All treatment plants are slightly different, but the process is generally similar.
Entering the treatment plant
As wastewater enters a treatment plant it is passed through milliscreens. These are made of fine mesh (about two millimetre wide openings) and act as a sieve to stop any large solids in the wastewater getting through, such as wet-wipes, sanitary products, shampoo bottles, toys, plastic bags, etc. Everything that doesn’t make it through the screens is collected, pressed to squeeze out the excess water, and then transported to a landfill. The liquid that does make it through the milliscreens then flows through a pipeline into an aeration basin.
Aeration basins have air blown in to feed the bacteria and keep everything mixed. The aeration process allows environmentally friendly bacteria to feed on the nutrients in the wastewater sludge, such as fats, sugar, and ammonia from body waste. Aeration can take several hours, during which clusters of bacteria form as they break the waste down. *Some of our larger treatment plants also have settling tanks between the milliscreens and aeration basins. These use gravity to remove large particles.

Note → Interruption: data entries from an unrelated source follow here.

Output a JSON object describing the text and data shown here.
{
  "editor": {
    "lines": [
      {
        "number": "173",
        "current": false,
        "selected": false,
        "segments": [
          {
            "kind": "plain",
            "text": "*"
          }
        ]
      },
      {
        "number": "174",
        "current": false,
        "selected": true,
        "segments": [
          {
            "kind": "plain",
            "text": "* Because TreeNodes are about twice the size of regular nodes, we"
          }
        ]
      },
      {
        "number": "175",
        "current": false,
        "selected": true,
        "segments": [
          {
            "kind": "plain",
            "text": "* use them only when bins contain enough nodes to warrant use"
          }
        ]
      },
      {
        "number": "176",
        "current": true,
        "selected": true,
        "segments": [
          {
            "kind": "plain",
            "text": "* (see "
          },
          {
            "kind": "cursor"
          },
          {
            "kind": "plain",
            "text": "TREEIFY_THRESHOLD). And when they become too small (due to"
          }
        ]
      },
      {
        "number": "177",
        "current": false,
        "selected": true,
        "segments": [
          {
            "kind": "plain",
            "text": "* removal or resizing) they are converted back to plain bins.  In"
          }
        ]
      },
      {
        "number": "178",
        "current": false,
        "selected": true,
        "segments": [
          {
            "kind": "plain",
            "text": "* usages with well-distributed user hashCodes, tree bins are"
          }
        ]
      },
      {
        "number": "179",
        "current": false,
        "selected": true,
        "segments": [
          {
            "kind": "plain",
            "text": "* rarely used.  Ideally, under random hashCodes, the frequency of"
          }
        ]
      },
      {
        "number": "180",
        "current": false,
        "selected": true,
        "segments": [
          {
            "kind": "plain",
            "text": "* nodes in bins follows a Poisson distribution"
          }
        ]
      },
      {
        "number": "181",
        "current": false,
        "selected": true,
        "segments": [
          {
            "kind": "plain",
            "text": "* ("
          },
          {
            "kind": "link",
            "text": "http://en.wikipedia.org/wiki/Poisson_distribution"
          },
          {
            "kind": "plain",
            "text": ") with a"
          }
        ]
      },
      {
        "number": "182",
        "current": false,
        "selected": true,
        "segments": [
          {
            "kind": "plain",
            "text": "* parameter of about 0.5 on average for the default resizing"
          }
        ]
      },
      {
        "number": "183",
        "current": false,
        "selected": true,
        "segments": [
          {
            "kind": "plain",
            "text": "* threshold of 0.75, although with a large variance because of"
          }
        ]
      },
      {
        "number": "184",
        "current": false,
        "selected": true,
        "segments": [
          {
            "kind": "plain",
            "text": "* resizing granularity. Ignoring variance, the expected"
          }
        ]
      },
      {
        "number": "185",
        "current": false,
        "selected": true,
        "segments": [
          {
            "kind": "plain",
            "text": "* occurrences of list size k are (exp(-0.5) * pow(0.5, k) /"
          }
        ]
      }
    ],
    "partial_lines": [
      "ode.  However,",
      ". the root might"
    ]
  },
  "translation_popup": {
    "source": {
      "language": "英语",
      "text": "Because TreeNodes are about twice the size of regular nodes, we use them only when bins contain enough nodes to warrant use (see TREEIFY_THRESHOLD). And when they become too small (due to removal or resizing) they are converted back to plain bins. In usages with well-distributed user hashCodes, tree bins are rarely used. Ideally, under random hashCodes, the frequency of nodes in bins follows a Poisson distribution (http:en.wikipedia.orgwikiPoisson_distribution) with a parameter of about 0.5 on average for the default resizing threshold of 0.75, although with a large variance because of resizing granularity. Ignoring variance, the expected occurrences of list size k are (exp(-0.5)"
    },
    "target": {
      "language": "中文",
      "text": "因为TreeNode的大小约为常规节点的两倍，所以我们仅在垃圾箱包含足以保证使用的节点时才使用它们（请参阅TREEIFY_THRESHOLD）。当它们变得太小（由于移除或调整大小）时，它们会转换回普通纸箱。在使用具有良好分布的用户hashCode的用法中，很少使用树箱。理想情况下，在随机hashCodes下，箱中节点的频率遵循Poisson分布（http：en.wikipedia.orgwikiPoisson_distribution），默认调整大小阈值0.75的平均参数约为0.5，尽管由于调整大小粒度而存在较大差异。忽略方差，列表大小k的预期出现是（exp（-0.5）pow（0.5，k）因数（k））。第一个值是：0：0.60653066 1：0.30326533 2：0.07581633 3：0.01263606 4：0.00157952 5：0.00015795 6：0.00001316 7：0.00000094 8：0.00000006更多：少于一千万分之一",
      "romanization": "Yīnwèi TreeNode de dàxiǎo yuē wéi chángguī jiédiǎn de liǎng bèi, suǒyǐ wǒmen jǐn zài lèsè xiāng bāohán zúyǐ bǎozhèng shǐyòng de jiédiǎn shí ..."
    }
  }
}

In the clarifier the clusters of bacteria are separated from the liquid. This is because the clusters of bacteria are heavier and sink to the bottom of the clarifier as “sludge”. The clarifier also has a sloping floor, which assists with gravity separating the solid particles. The liquid flows over the outside walls of the clarifier, separating it from the solids, so it can then be treated.
From the clarifier, most of the settled ‘sludge’ is pumped back to the aeration tank. This is because the aeration tank needs a certain bacteria population to maintain the aeration process. The exact amount is calculated and adjusted every day.
Separation of solids from liquids - de-watered sludge
The solid sludge that does not go back to the aeration tank is pumped to a thickener or directly to centrifuges.
The sludge is then pumped to a centrifuge where it’s mixed with polyelectrolyte - a substance that helps bind the solids and separate the water. The centrifuge acts like a spin dryer, as it spins the contents at a high speed causing the solids to stick to the outside of the ‘bowl’ and any leftover liquid to the centre. This liquid is sent back to the aeration basin, whilst the de-watered sludge drops into large containers and is removed for disposal at landfills or further treatment.
We are currently investigating other ways to dispose of/ find better uses for the solids separated at wastewater treatment plants. One way we are looking at is thermal drying to produce a product that is safe to use as a fertiliser.
Separation of solids from liquids - treated water
There are a number of treatment options for the liquid in order to remove the remaining bacteria and viruses down to safe levels. The method we use is ultra violet (UV) light.
Treated water is then sent out to coastal outfalls:
- Moa Point (Wellington) out 1.8km ocean outfall into Cook Strait
- Seaview (Upper Hutt and Lower Hutt) is pumped to an outfall near Bluff Point
- Porirua outfall is near Rukutane Point
- Western (Karori) down a pipeline to the South Coast
Above is an image of the influent [left] (the water that enters the wastewater treatment plant) and effluent [right] (the treated water as it leaves the treatment plant). These samples were taken from Moa Point wastewater treatment plant.
This influent sample was taken once the wastewater went through the milliscreens in the treatment process.
All wastewater treated at our treatment plants is treated to a high standard so that bathing guidelines in surrounding swimming bays around the ocean outfall are met.
Video of the Moa Point ocean outfall. This outfall is located 1.8km out into Cook Strait, is 20m deep, and is where we discharge all the treated water from the Moa Point wastewater treatment plant.